The United Nations says a request by incumbent Ivory Coast President Laurent Gbagbo for all foreign peacekeepers to leave the divided country immediately is irrelevant. Ivorian state television issued a statement earlier Saturday accusing peacekeepers of siding with rebels and Mr. Gbagbo's presidential rival Alassane Ouattara.
U.N spokesman Michel Bonnardeaux says the world body, the African Union, the West African regional grouping ECOWAS, the former colonial power France, the United States and many other countries recognize Mr. Ouattara as the winner of last month's presidential election. The U.N. spokesman told VOA this means statements issued by Mr. Gbagbo are without effect.
He added Mr. Gbagbo is not the president of Ivory Coast.
Bonnardeaux also explains it is up to the Security Council to decide whether to extend its peacekeeping mandate, which expires at the end of the year.
The spokesman also says the statement read on Ivorian state television is troubling because it comes after a U.N. patrol of peacekeepers from Bangladesh was attacked early Saturday. He says that violates an accord with Ivory Coast.
He says there are also troubling signs the Ivory Coast army is preparing to deploy an attack helicopter in Abidjan, which would go against an existing arms embargo.
Bonnardeaux says U.N. peacekeepers will continue to try to protect civilians as well as the Golf hotel in Abidjan where Mr. Ouattara has set up his headquarters.
Foreign peacekeepers in Ivory Coast also include a French rapid reaction force which is based near the Abidjan airport.
Dozens of people were killed Thursday when forces loyal to Mr. Gbagbo stopped civilians and former rebels who control the north of the country from seizing the state television in Abidjan, the main commercial city in the south.
A leader of the so-called Young Patriots, a group which has consistently protested in favor of Mr. Gbagbo, told VOA he was ready to die. He warned that if the international community wants Ivory Coast to "disappear", he says it will disappear.
Young Patriots are planning to gather near the Abidjan airport on Sunday.

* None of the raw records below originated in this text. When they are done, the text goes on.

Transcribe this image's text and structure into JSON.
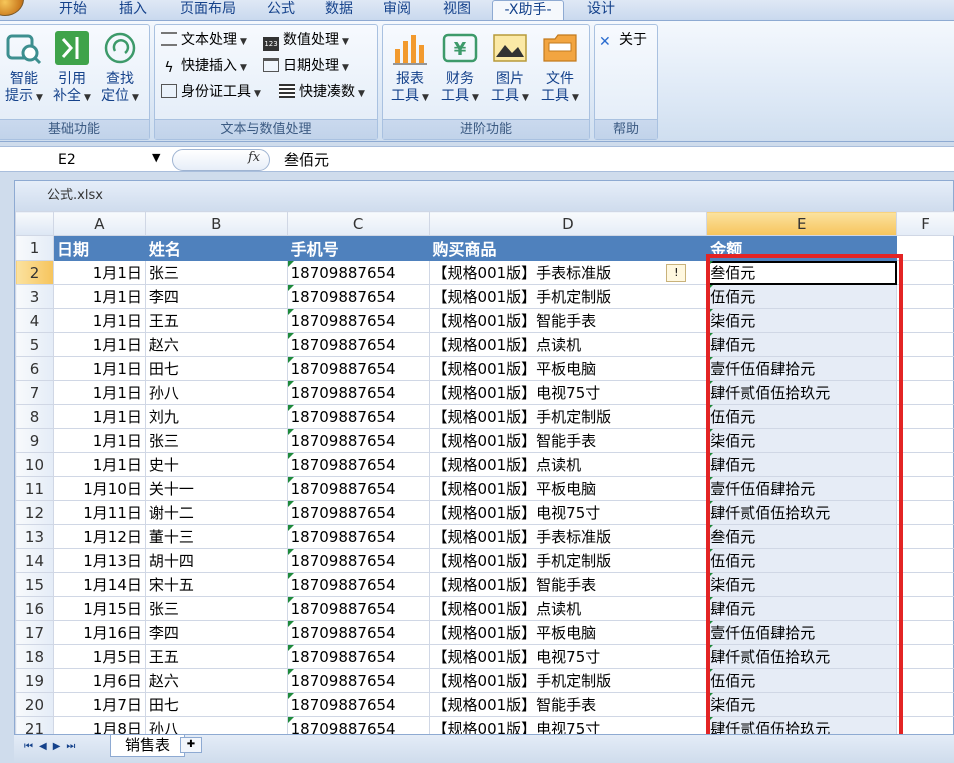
{
  "tabs": [
    "开始",
    "插入",
    "页面布局",
    "公式",
    "数据",
    "审阅",
    "视图",
    "-X助手-",
    "设计"
  ],
  "ribbon": {
    "groups": [
      {
        "label": "基础功能",
        "buttons": [
          [
            "智能",
            "提示"
          ],
          [
            "引用",
            "补全"
          ],
          [
            "查找",
            "定位"
          ]
        ]
      },
      {
        "label": "文本与数值处理",
        "items": [
          "文本处理",
          "数值处理",
          "快捷插入",
          "日期处理",
          "身份证工具",
          "快捷凑数"
        ]
      },
      {
        "label": "进阶功能",
        "buttons": [
          [
            "报表",
            "工具"
          ],
          [
            "财务",
            "工具"
          ],
          [
            "图片",
            "工具"
          ],
          [
            "文件",
            "工具"
          ]
        ]
      },
      {
        "label": "帮助",
        "items": [
          "关于"
        ]
      }
    ]
  },
  "formula_bar": {
    "cell_ref": "E2",
    "fx": "fx",
    "value": "叁佰元"
  },
  "workbook": {
    "title": "公式.xlsx"
  },
  "columns": [
    "A",
    "B",
    "C",
    "D",
    "E",
    "F"
  ],
  "header_row": [
    "日期",
    "姓名",
    "手机号",
    "购买商品",
    "金额"
  ],
  "rows": [
    [
      "1月1日",
      "张三",
      "18709887654",
      "【规格001版】手表标准版",
      "叁佰元"
    ],
    [
      "1月1日",
      "李四",
      "18709887654",
      "【规格001版】手机定制版",
      "伍佰元"
    ],
    [
      "1月1日",
      "王五",
      "18709887654",
      "【规格001版】智能手表",
      "柒佰元"
    ],
    [
      "1月1日",
      "赵六",
      "18709887654",
      "【规格001版】点读机",
      "肆佰元"
    ],
    [
      "1月1日",
      "田七",
      "18709887654",
      "【规格001版】平板电脑",
      "壹仟伍佰肆拾元"
    ],
    [
      "1月1日",
      "孙八",
      "18709887654",
      "【规格001版】电视75寸",
      "肆仟贰佰伍拾玖元"
    ],
    [
      "1月1日",
      "刘九",
      "18709887654",
      "【规格001版】手机定制版",
      "伍佰元"
    ],
    [
      "1月1日",
      "张三",
      "18709887654",
      "【规格001版】智能手表",
      "柒佰元"
    ],
    [
      "1月1日",
      "史十",
      "18709887654",
      "【规格001版】点读机",
      "肆佰元"
    ],
    [
      "1月10日",
      "关十一",
      "18709887654",
      "【规格001版】平板电脑",
      "壹仟伍佰肆拾元"
    ],
    [
      "1月11日",
      "谢十二",
      "18709887654",
      "【规格001版】电视75寸",
      "肆仟贰佰伍拾玖元"
    ],
    [
      "1月12日",
      "董十三",
      "18709887654",
      "【规格001版】手表标准版",
      "叁佰元"
    ],
    [
      "1月13日",
      "胡十四",
      "18709887654",
      "【规格001版】手机定制版",
      "伍佰元"
    ],
    [
      "1月14日",
      "宋十五",
      "18709887654",
      "【规格001版】智能手表",
      "柒佰元"
    ],
    [
      "1月15日",
      "张三",
      "18709887654",
      "【规格001版】点读机",
      "肆佰元"
    ],
    [
      "1月16日",
      "李四",
      "18709887654",
      "【规格001版】平板电脑",
      "壹仟伍佰肆拾元"
    ],
    [
      "1月5日",
      "王五",
      "18709887654",
      "【规格001版】电视75寸",
      "肆仟贰佰伍拾玖元"
    ],
    [
      "1月6日",
      "赵六",
      "18709887654",
      "【规格001版】手机定制版",
      "伍佰元"
    ],
    [
      "1月7日",
      "田七",
      "18709887654",
      "【规格001版】智能手表",
      "柒佰元"
    ],
    [
      "1月8日",
      "孙八",
      "18709887654",
      "【规格001版】电视75寸",
      "肆仟贰佰伍拾玖元"
    ]
  ],
  "sheet_tabs": [
    "销售表"
  ]
}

Meanwhile, a spokeswoman for the former rebels says their side was running out of food at the Golf hotel headquarters of President-elect Ouattara. Afoussi Bamba said the barricades by the Ivorian army outside the hotel were preventing all access.
She urged more international help.

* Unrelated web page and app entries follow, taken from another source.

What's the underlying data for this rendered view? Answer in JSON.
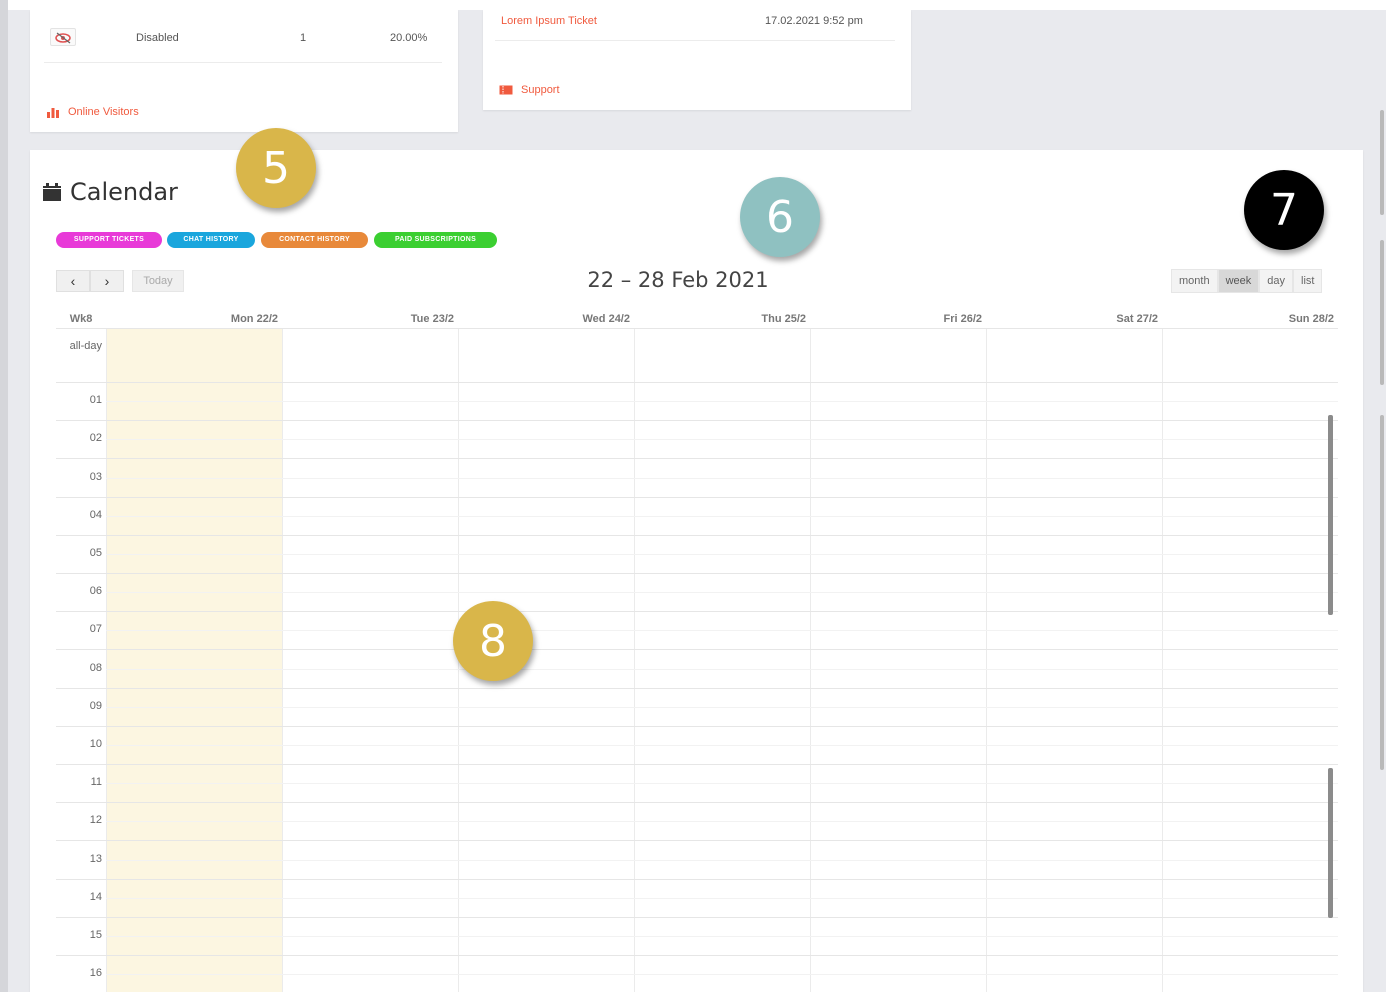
{
  "top_cards": {
    "visitors_row": {
      "label": "Disabled",
      "count": "1",
      "percent": "20.00%"
    },
    "visitors_link": "Online Visitors",
    "ticket_row": {
      "title": "Lorem Ipsum Ticket",
      "date": "17.02.2021 9:52 pm"
    },
    "support_link": "Support"
  },
  "calendar": {
    "title": "Calendar",
    "legend": [
      {
        "label": "SUPPORT TICKETS",
        "color": "#e83ad8"
      },
      {
        "label": "CHAT HISTORY",
        "color": "#1aa6dd"
      },
      {
        "label": "CONTACT HISTORY",
        "color": "#e8893a"
      },
      {
        "label": "PAID SUBSCRIPTIONS",
        "color": "#3bcf31"
      }
    ],
    "nav": {
      "prev": "‹",
      "next": "›",
      "today": "Today"
    },
    "range_title": "22 – 28 Feb 2021",
    "views": [
      {
        "label": "month",
        "active": false
      },
      {
        "label": "week",
        "active": true
      },
      {
        "label": "day",
        "active": false
      },
      {
        "label": "list",
        "active": false
      }
    ],
    "week_header": "Wk8",
    "days": [
      "Mon 22/2",
      "Tue 23/2",
      "Wed 24/2",
      "Thu 25/2",
      "Fri 26/2",
      "Sat 27/2",
      "Sun 28/2"
    ],
    "all_day_label": "all-day",
    "hours": [
      "01",
      "02",
      "03",
      "04",
      "05",
      "06",
      "07",
      "08",
      "09",
      "10",
      "11",
      "12",
      "13",
      "14",
      "15",
      "16"
    ]
  },
  "badges": [
    {
      "number": "5",
      "color": "#d9b64a",
      "text_color": "#ffffff"
    },
    {
      "number": "6",
      "color": "#8fc1c1",
      "text_color": "#ffffff"
    },
    {
      "number": "7",
      "color": "#000000",
      "text_color": "#ffffff"
    },
    {
      "number": "8",
      "color": "#d9b64a",
      "text_color": "#ffffff"
    }
  ]
}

The conflict in Ivory Coast has been reignited since the Ivorian constitutional council threw out most votes from northern Ivory Coast, and said Mr. Gbagbo had won the disputed November 28th election. Ivory Coast has been cut in two since the start of the rebellion in 2002, with Mr. Gbagbo's forces still in control of the lucrative cocoa fields in the south, as well as the country's ports and state media.
The Security Council is due to convene Monday in New York to discuss the escalating tensions.